Those exiles who first sang Psalm 137 in Babylon, weeping bitter tears over their longing for Jerusalem, had no idea that their dream of redemption would come true in such a spectacular way a little over half-millennium later. But then, neither could any of those who once made the ascent with Jesus at any time during his lifetime, have imagined who it was that was in their midst. What a strange redemption the events of the week leading up to the crucifixion would have seemed to any of these exiles or pilgrims. And how strange these events seemed to those eyewitnesses who could not grasp the astonishing conclusion to the week.
Despite the prophecies that in retrospect may seem so clear, no human truly imagined that the same God who parted the Red Sea to take His people out of Egypt earlier in their history—the miracle that the Jewish Passover still commemorates—would also willingly choose to be arrested on Thursday and executed in the most gruesome way imaginable on the Friday of the week of Passover. But the tomb will be empty on Sunday.
I am a citizen of Israel and the United States. I grew up in a secular Jewish household in Russia and Israel and came to Christ as an adult. As I wrote recently in trying to explain my conversion, the Holocaust and Russia’s horror-filled history are part of my family’s story. For my mother, in particular, this reality means that for me to choose Christ was the ultimate betrayal of my Jewish roots.
Theologically, she is correct. To choose Christ does indeed mean to let go of everything else. This does mean a betrayal or, to use a nicer word, renunciation of every other identity. But more than any other time of the year, during the week leading up to Easter, it seems particularly clear that my choosing Christ is not a betrayal of my family’s heritage. It is, rather, its fulfillment.
Judaism and Christianity are historically rooted. In the eyes of believers, key events for their faith really did happen. Sometimes, as we think about theology and beliefs in the abstract, it is easy to forget this key truth. But Holy Week centers on the historical events that took place in Jerusalem almost 2,000 years ago. This is, therefore, a time that particularly demands us to notice and feel within our very being the blending of the historical past and the present, the visible and the invisible, sorrows of the past and suffering yet to come, but most of all, promises fulfilled and profound joys that so far have only been foretold, and which we cannot fully imagine.
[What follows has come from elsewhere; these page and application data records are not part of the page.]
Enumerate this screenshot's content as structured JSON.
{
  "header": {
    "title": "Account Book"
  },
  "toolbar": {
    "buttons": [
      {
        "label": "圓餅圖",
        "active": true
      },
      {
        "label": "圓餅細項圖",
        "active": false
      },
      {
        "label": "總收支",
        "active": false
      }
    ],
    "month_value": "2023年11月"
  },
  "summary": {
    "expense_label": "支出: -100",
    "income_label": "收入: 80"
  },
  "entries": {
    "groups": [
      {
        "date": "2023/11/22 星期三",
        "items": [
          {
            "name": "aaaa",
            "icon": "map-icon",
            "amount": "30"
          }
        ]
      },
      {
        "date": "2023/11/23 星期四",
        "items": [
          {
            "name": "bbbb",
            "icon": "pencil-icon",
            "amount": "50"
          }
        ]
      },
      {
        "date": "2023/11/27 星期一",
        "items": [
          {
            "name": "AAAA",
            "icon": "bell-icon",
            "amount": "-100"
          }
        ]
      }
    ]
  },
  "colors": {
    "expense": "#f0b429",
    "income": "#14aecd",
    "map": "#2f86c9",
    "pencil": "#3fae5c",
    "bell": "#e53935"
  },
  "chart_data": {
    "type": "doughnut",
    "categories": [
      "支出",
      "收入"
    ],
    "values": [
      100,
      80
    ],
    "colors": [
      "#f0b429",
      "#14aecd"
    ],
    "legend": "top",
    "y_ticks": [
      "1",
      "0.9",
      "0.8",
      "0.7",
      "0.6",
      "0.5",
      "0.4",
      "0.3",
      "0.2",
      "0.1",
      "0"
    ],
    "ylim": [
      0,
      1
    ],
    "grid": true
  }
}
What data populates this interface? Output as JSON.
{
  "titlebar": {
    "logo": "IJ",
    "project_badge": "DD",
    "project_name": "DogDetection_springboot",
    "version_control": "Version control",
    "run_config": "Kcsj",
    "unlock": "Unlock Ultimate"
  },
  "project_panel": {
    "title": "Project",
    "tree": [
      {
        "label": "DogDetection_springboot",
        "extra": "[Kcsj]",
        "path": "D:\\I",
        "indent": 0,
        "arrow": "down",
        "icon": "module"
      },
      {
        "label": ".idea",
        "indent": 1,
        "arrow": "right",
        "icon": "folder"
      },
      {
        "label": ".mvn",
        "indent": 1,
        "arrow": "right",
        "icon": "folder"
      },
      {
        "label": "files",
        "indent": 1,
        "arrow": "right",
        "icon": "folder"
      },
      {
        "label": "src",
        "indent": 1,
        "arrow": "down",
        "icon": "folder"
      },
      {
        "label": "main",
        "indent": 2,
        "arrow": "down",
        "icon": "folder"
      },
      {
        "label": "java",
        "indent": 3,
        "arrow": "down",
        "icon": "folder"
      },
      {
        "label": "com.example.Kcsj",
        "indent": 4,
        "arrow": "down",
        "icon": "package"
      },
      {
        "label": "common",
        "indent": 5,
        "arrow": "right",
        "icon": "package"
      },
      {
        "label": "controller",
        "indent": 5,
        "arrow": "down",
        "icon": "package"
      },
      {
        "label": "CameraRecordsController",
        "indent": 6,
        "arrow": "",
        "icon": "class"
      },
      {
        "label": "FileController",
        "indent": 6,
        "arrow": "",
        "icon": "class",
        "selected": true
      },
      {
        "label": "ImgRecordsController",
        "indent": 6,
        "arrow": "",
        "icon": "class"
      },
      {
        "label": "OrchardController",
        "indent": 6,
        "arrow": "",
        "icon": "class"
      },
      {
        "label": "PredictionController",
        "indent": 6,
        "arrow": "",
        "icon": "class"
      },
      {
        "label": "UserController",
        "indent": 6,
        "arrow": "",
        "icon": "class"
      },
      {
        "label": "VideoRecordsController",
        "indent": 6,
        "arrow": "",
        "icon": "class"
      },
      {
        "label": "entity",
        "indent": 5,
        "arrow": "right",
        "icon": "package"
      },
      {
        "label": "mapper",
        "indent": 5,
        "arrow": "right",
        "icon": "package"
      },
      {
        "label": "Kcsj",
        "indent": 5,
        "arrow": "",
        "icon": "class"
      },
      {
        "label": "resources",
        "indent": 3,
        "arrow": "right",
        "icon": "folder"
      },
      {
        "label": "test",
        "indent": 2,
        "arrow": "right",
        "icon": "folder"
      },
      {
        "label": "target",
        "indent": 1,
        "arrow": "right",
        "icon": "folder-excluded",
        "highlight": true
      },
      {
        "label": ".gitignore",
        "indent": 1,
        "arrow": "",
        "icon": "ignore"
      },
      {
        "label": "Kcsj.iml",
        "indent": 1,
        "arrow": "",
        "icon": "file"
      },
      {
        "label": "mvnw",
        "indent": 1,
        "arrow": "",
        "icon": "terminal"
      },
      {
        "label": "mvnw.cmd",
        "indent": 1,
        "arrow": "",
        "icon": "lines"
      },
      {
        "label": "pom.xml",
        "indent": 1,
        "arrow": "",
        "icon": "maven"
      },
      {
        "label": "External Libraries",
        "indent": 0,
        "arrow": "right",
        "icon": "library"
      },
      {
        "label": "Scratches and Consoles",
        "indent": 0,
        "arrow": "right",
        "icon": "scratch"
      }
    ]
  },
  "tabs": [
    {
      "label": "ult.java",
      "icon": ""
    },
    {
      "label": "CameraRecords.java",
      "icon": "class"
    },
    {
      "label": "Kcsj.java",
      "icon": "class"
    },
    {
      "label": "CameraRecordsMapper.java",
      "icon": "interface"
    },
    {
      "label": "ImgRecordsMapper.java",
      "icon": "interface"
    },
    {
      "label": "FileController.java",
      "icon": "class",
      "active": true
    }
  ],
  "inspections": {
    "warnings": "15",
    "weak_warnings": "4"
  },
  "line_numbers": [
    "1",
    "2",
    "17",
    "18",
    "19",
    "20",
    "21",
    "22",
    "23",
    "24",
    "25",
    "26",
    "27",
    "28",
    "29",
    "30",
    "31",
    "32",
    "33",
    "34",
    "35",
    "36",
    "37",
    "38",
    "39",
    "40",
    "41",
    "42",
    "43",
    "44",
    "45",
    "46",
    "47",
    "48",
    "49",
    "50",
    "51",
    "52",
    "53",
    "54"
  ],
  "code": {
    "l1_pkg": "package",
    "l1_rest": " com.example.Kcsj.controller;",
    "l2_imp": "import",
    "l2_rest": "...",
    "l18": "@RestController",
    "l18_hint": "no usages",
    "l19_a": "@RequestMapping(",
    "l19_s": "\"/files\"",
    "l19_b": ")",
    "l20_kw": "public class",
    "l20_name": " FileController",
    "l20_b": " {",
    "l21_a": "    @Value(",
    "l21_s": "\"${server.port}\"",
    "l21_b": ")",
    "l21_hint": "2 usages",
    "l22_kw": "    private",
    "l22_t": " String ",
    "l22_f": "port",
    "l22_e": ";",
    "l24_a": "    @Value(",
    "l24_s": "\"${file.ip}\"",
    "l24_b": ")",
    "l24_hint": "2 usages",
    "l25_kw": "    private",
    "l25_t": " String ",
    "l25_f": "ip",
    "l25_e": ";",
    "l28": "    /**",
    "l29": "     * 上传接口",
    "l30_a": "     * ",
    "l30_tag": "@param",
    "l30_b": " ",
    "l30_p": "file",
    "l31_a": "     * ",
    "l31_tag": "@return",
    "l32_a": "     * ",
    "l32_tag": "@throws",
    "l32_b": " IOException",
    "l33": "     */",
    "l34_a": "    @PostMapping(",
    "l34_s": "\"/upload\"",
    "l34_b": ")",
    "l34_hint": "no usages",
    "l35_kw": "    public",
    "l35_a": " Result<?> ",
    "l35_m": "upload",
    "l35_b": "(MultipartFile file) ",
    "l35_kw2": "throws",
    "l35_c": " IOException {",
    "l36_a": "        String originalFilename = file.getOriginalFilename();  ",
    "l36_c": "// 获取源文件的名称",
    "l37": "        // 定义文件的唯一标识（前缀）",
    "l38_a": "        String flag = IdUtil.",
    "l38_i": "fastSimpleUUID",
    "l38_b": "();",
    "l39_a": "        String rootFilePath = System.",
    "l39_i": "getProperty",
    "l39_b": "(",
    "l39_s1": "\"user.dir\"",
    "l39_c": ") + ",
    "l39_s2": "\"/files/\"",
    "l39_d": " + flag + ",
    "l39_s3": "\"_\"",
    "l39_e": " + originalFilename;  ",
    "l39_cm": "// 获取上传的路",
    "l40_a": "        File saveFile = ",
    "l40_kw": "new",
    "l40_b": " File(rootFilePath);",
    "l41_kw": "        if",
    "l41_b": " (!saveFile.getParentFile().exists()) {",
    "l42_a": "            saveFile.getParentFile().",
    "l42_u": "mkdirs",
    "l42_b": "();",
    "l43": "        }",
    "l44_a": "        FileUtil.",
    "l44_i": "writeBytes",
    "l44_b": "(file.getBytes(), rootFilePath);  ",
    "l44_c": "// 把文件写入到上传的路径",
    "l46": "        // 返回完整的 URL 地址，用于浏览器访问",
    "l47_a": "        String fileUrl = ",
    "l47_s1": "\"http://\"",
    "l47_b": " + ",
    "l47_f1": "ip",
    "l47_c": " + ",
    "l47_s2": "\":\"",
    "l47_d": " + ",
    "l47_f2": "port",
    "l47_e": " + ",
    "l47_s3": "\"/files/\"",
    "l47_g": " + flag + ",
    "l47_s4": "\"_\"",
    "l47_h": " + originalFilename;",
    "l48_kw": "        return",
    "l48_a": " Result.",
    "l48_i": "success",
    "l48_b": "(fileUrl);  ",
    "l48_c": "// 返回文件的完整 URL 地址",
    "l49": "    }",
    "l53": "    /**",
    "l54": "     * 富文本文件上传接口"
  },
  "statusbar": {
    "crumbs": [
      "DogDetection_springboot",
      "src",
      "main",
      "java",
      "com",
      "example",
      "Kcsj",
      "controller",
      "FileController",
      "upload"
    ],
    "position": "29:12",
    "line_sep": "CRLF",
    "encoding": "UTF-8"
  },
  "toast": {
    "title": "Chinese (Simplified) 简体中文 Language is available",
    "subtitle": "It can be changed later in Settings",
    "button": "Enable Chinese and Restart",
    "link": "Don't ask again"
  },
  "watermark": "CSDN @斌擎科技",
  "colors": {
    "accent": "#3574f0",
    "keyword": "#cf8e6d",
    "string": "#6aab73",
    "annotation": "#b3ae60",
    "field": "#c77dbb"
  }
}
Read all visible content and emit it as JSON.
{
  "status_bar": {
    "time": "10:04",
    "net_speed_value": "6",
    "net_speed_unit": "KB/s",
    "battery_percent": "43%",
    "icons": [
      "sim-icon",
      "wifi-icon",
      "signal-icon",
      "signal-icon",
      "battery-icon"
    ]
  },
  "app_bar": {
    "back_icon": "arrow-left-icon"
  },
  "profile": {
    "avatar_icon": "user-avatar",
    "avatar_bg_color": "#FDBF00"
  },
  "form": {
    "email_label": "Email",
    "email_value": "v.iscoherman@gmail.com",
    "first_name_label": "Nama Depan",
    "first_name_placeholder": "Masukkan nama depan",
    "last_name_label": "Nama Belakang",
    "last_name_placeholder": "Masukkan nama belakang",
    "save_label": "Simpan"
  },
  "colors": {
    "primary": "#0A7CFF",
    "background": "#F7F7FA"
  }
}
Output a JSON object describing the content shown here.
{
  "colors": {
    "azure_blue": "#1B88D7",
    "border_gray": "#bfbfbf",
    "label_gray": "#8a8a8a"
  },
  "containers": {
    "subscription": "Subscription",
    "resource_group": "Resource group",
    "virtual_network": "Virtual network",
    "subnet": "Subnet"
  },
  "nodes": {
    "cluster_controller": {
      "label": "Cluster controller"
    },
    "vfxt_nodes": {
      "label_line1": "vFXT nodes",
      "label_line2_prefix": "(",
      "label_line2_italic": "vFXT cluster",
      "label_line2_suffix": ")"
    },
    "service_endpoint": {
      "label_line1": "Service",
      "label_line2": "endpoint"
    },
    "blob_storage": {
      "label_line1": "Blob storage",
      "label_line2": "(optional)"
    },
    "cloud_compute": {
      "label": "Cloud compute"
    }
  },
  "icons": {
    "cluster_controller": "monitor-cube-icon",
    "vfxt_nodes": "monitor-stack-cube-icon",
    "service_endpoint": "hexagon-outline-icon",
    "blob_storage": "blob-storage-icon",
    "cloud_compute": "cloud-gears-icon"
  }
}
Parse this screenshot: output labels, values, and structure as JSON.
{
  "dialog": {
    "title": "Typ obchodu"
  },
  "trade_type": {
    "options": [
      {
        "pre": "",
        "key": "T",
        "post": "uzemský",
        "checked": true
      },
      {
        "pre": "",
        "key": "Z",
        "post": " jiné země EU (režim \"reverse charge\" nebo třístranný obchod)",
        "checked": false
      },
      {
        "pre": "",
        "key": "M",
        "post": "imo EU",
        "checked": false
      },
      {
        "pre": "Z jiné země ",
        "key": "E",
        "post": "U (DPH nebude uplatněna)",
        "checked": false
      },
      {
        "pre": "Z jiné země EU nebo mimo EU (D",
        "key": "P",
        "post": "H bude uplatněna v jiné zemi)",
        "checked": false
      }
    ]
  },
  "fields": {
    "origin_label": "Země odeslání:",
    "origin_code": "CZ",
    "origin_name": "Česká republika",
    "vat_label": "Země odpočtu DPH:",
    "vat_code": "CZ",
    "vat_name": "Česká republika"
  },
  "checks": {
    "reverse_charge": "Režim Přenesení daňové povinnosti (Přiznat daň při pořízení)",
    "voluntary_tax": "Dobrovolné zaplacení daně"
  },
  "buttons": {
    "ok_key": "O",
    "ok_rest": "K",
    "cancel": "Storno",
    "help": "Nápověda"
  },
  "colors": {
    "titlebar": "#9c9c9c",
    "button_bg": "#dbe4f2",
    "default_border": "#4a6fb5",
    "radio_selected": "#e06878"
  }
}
The events of the cross and the Resurrection foreshadow more cosmic events to come that will revolve around Jerusalem, but it will not be the city we know here on earth.
“We have returned to the water cisterns, to the marketplace, and to the square,
A shofar calls on the Temple Mount in the Old City.
And in the caves within the mountain, a thousand suns shine bright,
And again we will go down to the Dead Sea through Jericho.
Jerusalem of gold, and of bronze, and of light,
Oh, for all your songs, I am a violin.”
Our souls long for a Jerusalem that is not here; has never been here. The Resurrection promises that one day, we will see it.